The aim of this pilot project is to measure the effectiveness of research supported best teaching practices using venues of popular culture such as hip-hop music, video, projects, discussion, comedy, peer teaching, dance, sports, drama, and drawing.
A three-week pilot project was conducted at Community Day School in Victorville CA during the summer of 2013. The primary purposes of the pilot project were to get specific feedback to revise the program, and to get an initial measure of the appeal and effectiveness of the program. The pilot project consisted of 15, one and a half hour sessions. In the sessions participants: watched a movie, discussed topics of the movie, and completed participant projects/activities.
The 19 participants included 13 males and six females, 10 African Americans and nine Hispanic Americans. Two participants were in the ninth grade, five in 10th, nine in 11th, and three in 12th. The sample consisted of individuals predominately in lower SES. Many participants experienced behavioral challenges in the general high school setting.
The participants responded to survey questions such as, "How good was this part of the lesson?", and "What do you remember about it?" The participants rated each lesson part using a Likert scale from zero (it was not good at all) to 10 (it was very good). The survey questions were a measure of the appeal and effectiveness of the lesson parts.
Results include: 80.99% of the responses were average or above (5 or higher) and 58.43% of the responses were above average (6 or higher). Some written comments/things learned include: "I pray this message doesn't fall on deaf ears", "When you argue w/an idiot, & go on too long, you become an idiot as well.", "Do your homework before you party."
The results are very encouraging. They support the appeal of the topics and perhaps to a greater degree, the methods of delivery. The short movies with seven parts, the discussions and the projects are engaging. The participants knew some youth in the movies and identified with others and their messages.

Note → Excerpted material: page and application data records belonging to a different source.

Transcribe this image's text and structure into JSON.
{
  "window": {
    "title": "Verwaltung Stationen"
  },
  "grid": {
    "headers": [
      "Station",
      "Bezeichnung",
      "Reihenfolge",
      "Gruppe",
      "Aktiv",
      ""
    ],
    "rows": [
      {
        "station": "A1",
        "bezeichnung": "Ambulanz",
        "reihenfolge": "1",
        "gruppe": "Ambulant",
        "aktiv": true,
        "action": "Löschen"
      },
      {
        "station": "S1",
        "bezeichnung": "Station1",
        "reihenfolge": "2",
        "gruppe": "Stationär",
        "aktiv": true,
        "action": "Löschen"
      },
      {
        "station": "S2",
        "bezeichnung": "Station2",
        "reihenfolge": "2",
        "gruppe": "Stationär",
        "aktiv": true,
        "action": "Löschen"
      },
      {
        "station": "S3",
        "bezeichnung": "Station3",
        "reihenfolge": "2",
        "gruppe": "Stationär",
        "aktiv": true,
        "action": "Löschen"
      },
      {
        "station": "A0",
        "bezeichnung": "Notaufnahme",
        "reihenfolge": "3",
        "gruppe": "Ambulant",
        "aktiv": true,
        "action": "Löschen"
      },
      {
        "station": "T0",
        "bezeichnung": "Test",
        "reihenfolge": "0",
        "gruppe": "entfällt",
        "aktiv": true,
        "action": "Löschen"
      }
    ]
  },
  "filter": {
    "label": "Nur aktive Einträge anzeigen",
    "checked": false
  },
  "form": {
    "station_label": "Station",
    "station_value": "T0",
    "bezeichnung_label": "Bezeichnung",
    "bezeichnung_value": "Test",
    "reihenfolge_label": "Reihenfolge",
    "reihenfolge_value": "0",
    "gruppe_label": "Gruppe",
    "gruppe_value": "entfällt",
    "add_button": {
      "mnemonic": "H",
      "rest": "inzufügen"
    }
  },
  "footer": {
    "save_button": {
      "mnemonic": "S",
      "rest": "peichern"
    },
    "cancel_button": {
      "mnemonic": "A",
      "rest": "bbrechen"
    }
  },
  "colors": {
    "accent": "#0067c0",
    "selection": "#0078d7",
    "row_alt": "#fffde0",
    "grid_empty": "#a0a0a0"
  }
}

Project ReCreation received an S3 Hawk mini-grant (safe, supportive, schools) and conducted a third pilot project at Silverado High School, part of the Victor Valley Union High School District. The project received the praise and recognition of teachers, psychologists, and counselors who observed the program in action. Mr. Moman and Dr. Williams (Superintendent and Assistant Superintendent) were among those who praised the program and commended the program founder for a job well done.
Another pilot was conducted at the High Desert SDA Church, Pastor White the presiding pastor. The findings were similar. A mentoring program was set up which was very active for a year and a half. It was reported that strong relationships were formed and participants and mentors benefited. Unofficial mentoring continues with some of the participants and it is expected that lifelong relationships will exist. Some of the results are documented on video in the on this site "Project ReCreaton Trailer".
Adelanto High School hosted another research project. Students participated in the program 7 weeks during the semester. During the seven weeks, they engaged in the program daily for an hour. A ninth grade (special needs) English class was utilized for the study. Because of transfers in and out of the class and school, only 13 of the 18 students were in the class for the majority of the semester (9 male, 4 female, 8 Hispanic, 5 African American). Of the 13 students, 11 reached their academic, attendance, and behavior goals. Thought the goals were individualized they were generally to: increase their GPA by .5, and decrease their disciple entries, absences and tardies by half. The goals were in relationship to each students records from the previous semester. As an incentive to engage in the program and reach their goals, students were offered the opportunity to make care packages over the winter break and receive a stipend. Eight of the 11 students accepted the offer.
Yvonne Brown (psychologist) commented, "Project ReCreation can change the lives of youth for generations to come". We believe the initial data support the value of "Project ReCreation". Our goal is to continue to validate its value and make it available for others to benefit from.